Divided into five sections, the introduction surveys American involvement in the First World War and provides a guide to the collection itself. The first section, “War Guilt, Disillusionment, and Beyond,” charts broadly the way the war was seen during wartime and in the postwar era up to the present. Section two, “Why the First World War Was Fought and the United States Joined,” examines briefly why the war occurred and why the United States, distant from the center of the conflict, became involved. One important aspect contributing to that involvement—the debate among American intellectuals that came largely to embrace the Allies--is the subject of section three, “The Great War and the Intellectuals.” Section four, “How the United States Built an Army, Won the War, and Lost the Peace,” considers how the US fought the war, its role in the outcome, and the ultimate defeat of Wilson’s vision of a US-led postwar world order. The final section, “How to Read This Book,” highlights its three overall aims: canvassing the diverse forms of war literature and culture; analyzing the many settings and perspectives that occasioned responses to the war, and describing the depth and durability of the war’s impact.
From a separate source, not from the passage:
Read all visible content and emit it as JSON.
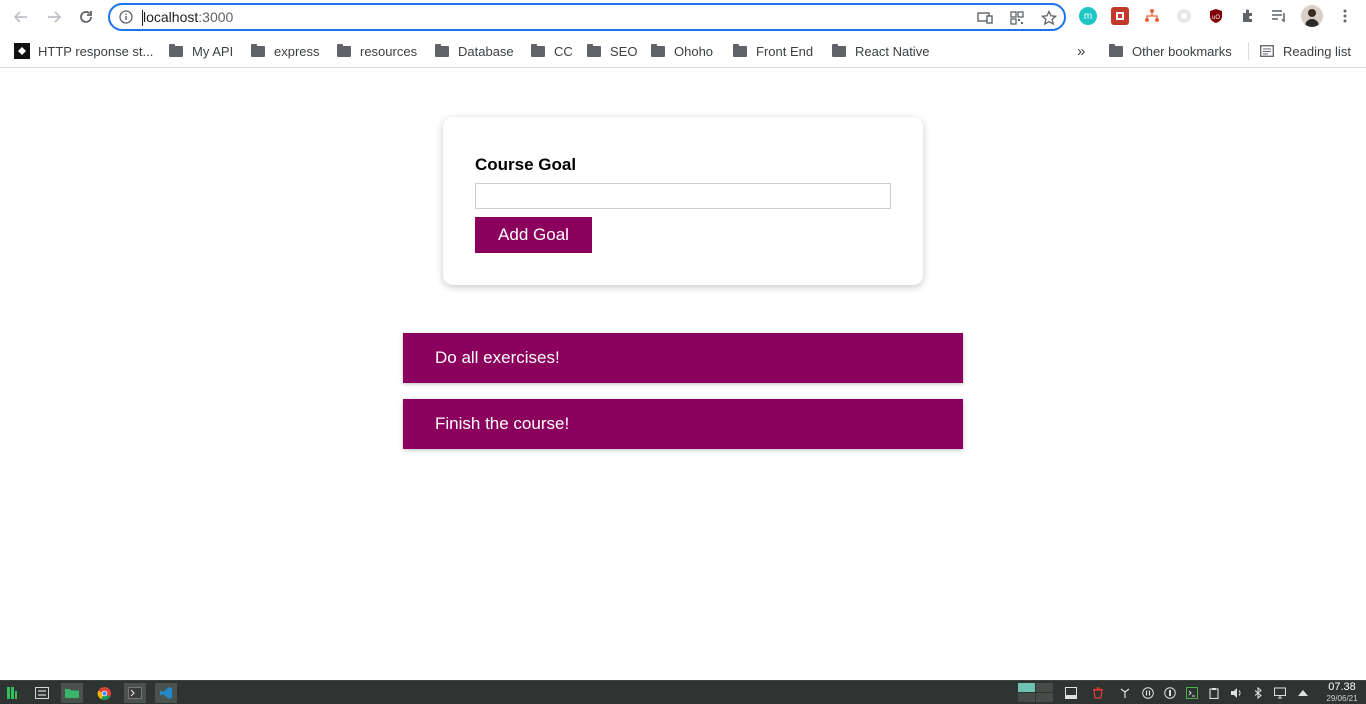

In the years of and around the First World War, American poets, fiction writers, and dramatists came to the forefront of the international movement we call Modernism. At the same time a vast amount of non- and anti-Modernist culture was produced, mostly supporting, but also critical of, the US war effort. A History of American Literature and Culture of the First World War explores this fraught cultural moment, teasing out the multiple and intricate relationships between an insurgent Modernism, a still-powerful traditional culture, and a variety of cultural and social forces that interacted with and influenced them. Including genre studies, focused analyses of important wartime movements and groups, and broad historical assessments of the significance of the war as prosecuted by the United States on the world stage, this book presents original essays defining the state of scholarship on the American culture of the First World War.